Some 13 million Americans suffer from alcoholism and about 205,000 die annually of alcohol-related diseases, but we would rather, thank you, avoid the subject entirely. As a rule, we would rather just talk about the fun side of alcohol and turn alcoholism and drunkenness into a joke. Even drunk driving was, until not very long ago, considered almost permissible, and today it's still macho to cruise the highway, one hand on the wheel, the other wrapped around a can of beer.

Look at the obituaries on Lawford. Is there anything you would want to know? Did you know his parents were English aristocrats, that he came to Hollywood and worked as an usher, that he married a Kennedy, that he became an American citizen in 1960, signed with MGM in 1942, that he acted in "Mrs. Miniver," "A Yank at Eton," "White Cliffs of Dover," "Mrs. Parkington," "Easter Parade," "Advise and Consent" and "Ocean's 11" -- and that he did television, too? All this is nice to know, but it denies the reality of his life -- at least the last part of it. There is something missing: the reason he was admitted to the Betty Ford Center. His life in the newspaper obituaries mirrors his life on the screen. But his life wasn't all an act.

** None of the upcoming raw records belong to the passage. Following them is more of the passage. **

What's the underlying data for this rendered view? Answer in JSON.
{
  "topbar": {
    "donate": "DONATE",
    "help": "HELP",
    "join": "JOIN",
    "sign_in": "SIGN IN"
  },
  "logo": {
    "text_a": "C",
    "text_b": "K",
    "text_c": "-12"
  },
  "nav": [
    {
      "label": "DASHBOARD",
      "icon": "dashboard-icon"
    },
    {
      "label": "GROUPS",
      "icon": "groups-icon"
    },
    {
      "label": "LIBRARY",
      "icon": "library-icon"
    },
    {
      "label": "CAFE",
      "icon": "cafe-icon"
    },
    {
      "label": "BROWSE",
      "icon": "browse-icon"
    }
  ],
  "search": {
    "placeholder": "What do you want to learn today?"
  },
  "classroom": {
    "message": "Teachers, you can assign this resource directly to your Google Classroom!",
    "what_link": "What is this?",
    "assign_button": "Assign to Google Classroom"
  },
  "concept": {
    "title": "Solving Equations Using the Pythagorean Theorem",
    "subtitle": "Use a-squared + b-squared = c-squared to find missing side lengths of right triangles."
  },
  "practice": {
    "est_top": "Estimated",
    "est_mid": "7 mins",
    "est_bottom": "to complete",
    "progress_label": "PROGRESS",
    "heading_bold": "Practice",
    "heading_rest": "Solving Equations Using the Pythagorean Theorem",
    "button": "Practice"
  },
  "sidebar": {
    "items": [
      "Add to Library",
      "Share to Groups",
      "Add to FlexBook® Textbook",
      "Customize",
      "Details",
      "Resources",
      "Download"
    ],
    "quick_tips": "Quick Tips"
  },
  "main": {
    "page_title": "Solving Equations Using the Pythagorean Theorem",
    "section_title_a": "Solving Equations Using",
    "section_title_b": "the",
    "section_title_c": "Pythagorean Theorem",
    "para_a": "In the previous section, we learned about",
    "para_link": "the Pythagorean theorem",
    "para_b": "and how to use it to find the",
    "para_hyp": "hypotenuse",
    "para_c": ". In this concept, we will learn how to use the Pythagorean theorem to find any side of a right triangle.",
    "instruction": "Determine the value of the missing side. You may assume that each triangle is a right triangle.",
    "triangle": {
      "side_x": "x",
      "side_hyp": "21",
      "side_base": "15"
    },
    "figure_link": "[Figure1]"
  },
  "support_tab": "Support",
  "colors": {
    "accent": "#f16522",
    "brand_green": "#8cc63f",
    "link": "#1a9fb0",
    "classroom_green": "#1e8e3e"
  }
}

Would it not have been better if we had known also about Lawford's presumed fight against alcoholism, about how it afflicted him and, in the end, maybe helped kill him? Would it not have been good for kids who watch beer commercials that tell them a good day's work deserves a good night's drinking ("Now comes Miller Time") to know that booze can be a humble killer, too modest to be named in the obituaries?

The point, of course, is not that alcohol should be prohibited or even that a beer after work is such a bad thing. The point is that for some people alcohol is an addictive drug and that alcoholism is a reality. Hiding it changes nothing, cures no one, teaches nobody. It just perpetuates the tendency to celebrate what's good about alcohol while ignoring what's bad.

A columnist, writing about a man like Lawford, whom I know only from the movies, has to be careful. There has to be much I don't know, and it may include the reasons why the family has said nothing about what actually led to his death. But contained in that silence is a suggestion not just of privacy, but also of shame. It is almost as if alcoholism, if that's what's being hidden, carries a stigma, like cancer did years ago.

When it comes to Lawford, the silence makes no sense. He was a famous man, and his example could be instructive -- both his death and the fact that he evidently faced up to his problem and sought treatment for it. Maybe his alcohol problem had little to do with his death. But if it did, then it ought to be acknowledged.